It’s possible the marks may well be read as a damning signature of our consumption habits in the early 21st Century. “If we are going to run out of certain minerals unless we destroy a large area of the seabed, then surely this is the signal to look again at how wasteful we are being with those minerals we have,” says Santillo. “If what we end up doing by mining the seabed is simply to extend unsustainable consumption patterns for another 30 years, or even accelerate them by bringing yet more materials to market… we won’t have changed anything.”

Another kind of track – a curious spiral left by a worm, as a jellyfish hovers above (Credit: GEOMAR/MiningImpact Project)

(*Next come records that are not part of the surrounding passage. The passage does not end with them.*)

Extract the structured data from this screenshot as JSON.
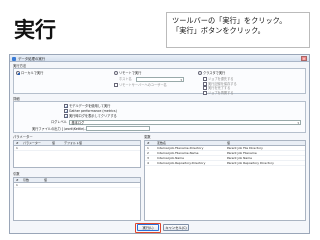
{
  "slide": {
    "title": "実行",
    "callout": [
      "ツールバーの「実行」をクリック。",
      "「実行」ボタンをクリック。"
    ]
  },
  "dialog": {
    "title": "データ処理の実行",
    "close_label": "✕",
    "exec_target": {
      "heading": "実行方法",
      "options": [
        {
          "label": "ローカルで実行",
          "selected": true
        },
        {
          "label": "リモートで実行",
          "selected": false
        },
        {
          "label": "クラスタで実行",
          "selected": false
        }
      ],
      "remote_host_label": "ホスト名",
      "remote_server_label": "リモートサーバーへのユーザー名",
      "cluster_checks": [
        "ジョブを優先する",
        "実行記録を保存する",
        "実行を完了する",
        "ジョブを再開する"
      ]
    },
    "options": {
      "heading": "詳細",
      "checks": [
        {
          "label": "モデルデータを使用して実行",
          "checked": true
        },
        {
          "label": "Gather performance (metrics)",
          "checked": true
        },
        {
          "label": "実行時ログを表示してクリアする",
          "checked": true
        }
      ],
      "log_level_label": "ログレベル",
      "log_level_value": "基本ログ",
      "output_file_label": "実行ファイルの出力 [ \\work\\Kettle\\...]"
    },
    "params": {
      "heading": "パラメーター",
      "columns": [
        "#",
        "パラメーター",
        "値",
        "デフォルト値"
      ],
      "rows": [
        {
          "n": "1"
        }
      ]
    },
    "vars_small": {
      "heading": "引数",
      "columns": [
        "#",
        "引数",
        "値"
      ],
      "rows": [
        {
          "n": "1"
        }
      ]
    },
    "variables": {
      "heading": "変数",
      "columns": [
        "#",
        "変数名",
        "値"
      ],
      "rows": [
        {
          "n": "1",
          "name": "Internal.Job.Filename.Directory",
          "value": "Parent Job File Directory"
        },
        {
          "n": "2",
          "name": "Internal.Job.Filename.Name",
          "value": "Parent Job Filename"
        },
        {
          "n": "3",
          "name": "Internal.Job.Name",
          "value": "Parent Job Name"
        },
        {
          "n": "4",
          "name": "Internal.Job.Repository.Directory",
          "value": "Parent Job Repository Directory"
        }
      ]
    },
    "buttons": {
      "run": "実行(L)",
      "cancel": "キャンセル(C)"
    }
  }
}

Another kind of track – a curious spiral left by a worm, as a jellyfish hovers above (Credit: GEOMAR/MiningImpact Project)

Sitting in London as I write this, my world is small and short-term, circumscribed by the restrictions of a UK lockdown and working from home. Yet more than anywhere in recent weeks, my mind has wandered back to the abyssal plain. In a time when many of the maps I look at nowadays plot the spread of the virus, here is a location on Earth that could not be further away from the pandemic.

Perhaps part of what draws me is the sheer extremity of this oceanic wilderness. I’ll probably never get to see it with my own eyes. Even the scientists who study it now use remote cameras, rather than descending to the seafloor themselves. The deep sea, and the life within it, has a scale that defies the imagination, both spatially and temporally. It is unaffected by what is happening on land – and this has been true for millennia.

Yet this may be the century where that changes; where we leave much more than one or two scrapings on the ocean floor. When researchers talk of human interventions in the deep sea, one word they often use is “disturbance”. In scientific language, it refers to a lofting and dispersal of sediment plumes, and the effects on subsea communities. But the word disturbance has another meaning – that of an irrational disorder.

*Richard Fisher is a senior journalist for BBC Future. Twitter: @rifish

Thanks to Jens Greinert and GEOMAR, David Santillo, and Daniel Jones for their help with the imagery and video for this article.

Source: BBC